Another book club read which I wouldn’t have necessarily come to on my own. I remember hearing about it on BBC Radio 4 last year when they did a British New Wave season but never heard their dramatisation, which is a shame as it no longer seems to be available to “Listen Again” on the website and I would like to hear it now.
Saturday Night & Sunday Morning follows a year or so in the life of Arthur Seaton. Arthur works all day (except for the odd occasion when he stays home “feeling badly”) at a lathe in a bicycle factor, then spends his free time in the pub and juggling married women. The book is set in post-war industrial working-class Nottingham. It was a time of full-employment and the likes of Arthur, young and unattached, could feel themselves to be relatively well off if you kept your head down at the machine and worked hard. However, although times are ostensibly good they are tinged with sadness looking back at the lean 1930s and the Second World War. Arthur himself is an individualistic and angry 24 year old. He rages against the world which he feels sucks him dry, but he is no ideologue other than looking out for himself. He is proud, liking to dress in expensive fashionable “Teddy suits” and quick witted. His actions make him not particularly likeable but the reader likes him nonetheless. However, throughout the book you are just waiting and hoping for him to get his deserved comeuppance… which (its not really that much of a spoiler) he does receive and eventually achieves a sort of reconciliation and peace with the world.

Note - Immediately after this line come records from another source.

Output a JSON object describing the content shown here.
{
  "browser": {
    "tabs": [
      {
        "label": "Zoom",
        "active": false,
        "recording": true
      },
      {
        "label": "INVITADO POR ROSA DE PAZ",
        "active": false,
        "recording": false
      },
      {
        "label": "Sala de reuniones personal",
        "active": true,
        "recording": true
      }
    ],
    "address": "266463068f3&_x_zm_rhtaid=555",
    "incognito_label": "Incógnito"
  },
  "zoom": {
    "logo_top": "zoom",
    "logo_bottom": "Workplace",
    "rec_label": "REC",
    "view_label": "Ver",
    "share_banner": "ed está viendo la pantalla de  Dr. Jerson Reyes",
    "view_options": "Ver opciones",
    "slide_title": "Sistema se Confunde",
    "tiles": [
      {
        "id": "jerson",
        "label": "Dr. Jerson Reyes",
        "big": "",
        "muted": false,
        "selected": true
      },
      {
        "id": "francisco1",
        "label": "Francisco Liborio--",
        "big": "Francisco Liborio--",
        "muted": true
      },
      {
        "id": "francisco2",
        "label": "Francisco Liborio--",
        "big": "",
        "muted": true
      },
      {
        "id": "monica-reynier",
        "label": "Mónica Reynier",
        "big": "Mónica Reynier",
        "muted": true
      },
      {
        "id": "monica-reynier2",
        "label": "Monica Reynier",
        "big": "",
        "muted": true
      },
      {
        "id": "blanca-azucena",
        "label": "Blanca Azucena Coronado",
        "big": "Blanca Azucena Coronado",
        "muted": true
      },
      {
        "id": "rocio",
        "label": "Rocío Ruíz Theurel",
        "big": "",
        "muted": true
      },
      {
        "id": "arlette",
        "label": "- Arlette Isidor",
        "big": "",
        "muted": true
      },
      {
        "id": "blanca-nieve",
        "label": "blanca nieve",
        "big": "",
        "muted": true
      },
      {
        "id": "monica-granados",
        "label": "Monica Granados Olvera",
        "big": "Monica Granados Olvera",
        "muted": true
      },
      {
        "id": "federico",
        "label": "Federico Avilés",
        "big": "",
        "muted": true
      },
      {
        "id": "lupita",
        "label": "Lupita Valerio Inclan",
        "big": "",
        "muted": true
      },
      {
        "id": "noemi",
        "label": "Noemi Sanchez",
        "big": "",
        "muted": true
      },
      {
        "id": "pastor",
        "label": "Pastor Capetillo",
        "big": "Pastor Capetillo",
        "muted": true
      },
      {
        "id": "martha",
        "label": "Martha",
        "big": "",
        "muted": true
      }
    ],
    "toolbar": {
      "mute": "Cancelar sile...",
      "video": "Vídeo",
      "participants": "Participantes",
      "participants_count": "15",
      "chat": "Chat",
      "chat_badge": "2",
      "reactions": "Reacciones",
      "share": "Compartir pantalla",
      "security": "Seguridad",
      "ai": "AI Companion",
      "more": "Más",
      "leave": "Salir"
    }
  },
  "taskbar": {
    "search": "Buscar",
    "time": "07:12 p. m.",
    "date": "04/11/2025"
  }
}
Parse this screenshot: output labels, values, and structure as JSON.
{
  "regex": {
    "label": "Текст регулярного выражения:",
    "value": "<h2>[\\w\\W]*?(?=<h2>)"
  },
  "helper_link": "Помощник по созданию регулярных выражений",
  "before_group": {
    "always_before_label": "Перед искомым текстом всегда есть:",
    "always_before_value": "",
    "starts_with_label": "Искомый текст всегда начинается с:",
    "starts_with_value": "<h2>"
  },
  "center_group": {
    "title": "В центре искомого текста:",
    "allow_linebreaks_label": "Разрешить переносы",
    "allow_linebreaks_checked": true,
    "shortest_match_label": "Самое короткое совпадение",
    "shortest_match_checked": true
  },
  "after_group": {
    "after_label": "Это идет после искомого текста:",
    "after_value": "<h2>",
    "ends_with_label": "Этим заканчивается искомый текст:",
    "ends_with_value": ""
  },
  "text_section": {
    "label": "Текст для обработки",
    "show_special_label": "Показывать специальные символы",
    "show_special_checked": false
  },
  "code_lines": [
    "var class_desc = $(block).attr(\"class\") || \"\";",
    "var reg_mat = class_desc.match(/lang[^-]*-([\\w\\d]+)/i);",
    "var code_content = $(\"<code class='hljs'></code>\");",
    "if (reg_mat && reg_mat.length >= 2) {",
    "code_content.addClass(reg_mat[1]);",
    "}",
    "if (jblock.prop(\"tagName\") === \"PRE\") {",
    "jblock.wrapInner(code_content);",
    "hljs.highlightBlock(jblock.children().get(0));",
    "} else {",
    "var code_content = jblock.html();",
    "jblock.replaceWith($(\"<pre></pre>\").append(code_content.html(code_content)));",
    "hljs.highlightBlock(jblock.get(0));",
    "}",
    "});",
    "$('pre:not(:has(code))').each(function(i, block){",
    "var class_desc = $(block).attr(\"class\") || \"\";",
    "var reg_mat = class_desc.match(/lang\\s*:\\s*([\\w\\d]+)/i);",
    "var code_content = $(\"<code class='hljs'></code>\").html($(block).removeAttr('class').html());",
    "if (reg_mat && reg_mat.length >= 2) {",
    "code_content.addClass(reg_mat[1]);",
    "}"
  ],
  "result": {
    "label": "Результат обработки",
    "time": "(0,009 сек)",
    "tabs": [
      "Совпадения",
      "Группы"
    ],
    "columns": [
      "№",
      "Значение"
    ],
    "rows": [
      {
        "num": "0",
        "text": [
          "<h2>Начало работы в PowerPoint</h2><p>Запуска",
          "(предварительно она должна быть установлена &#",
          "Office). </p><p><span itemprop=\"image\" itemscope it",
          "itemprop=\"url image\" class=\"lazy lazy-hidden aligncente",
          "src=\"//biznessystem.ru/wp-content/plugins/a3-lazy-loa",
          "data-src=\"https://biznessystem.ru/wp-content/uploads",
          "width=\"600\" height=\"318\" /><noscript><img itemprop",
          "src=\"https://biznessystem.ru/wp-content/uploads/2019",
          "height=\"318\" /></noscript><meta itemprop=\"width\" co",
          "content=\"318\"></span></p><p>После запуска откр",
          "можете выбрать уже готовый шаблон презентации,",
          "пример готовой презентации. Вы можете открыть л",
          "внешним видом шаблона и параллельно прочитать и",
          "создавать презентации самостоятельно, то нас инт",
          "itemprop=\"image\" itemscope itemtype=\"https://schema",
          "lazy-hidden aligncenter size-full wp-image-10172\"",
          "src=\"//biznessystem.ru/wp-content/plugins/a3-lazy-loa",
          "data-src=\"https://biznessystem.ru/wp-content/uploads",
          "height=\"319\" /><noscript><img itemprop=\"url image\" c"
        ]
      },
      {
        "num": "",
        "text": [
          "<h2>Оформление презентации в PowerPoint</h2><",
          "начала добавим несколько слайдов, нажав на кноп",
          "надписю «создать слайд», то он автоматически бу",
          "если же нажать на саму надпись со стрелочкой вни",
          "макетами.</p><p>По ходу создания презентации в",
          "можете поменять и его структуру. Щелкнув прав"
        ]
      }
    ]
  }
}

The writing is plain and punchy, punctuated by speech in Nottingham dialect with just begs to be read aloud, bringing the voices vividly to life. It is very funny in parts, for example our introduction to Arthur is through a drinking competition with a sailor in a pub, falling down the stairs and throwing up over a man and his wife then falling asleep on his ‘fancy-woman’s’ (I suppose you’d call her!) doorstep. Having come from a similar background himself, Alan Sillitoe doe a good job of getting inside this community, giving a ‘warts and all’ pen-portrait, neither romanticised nor condemnatory.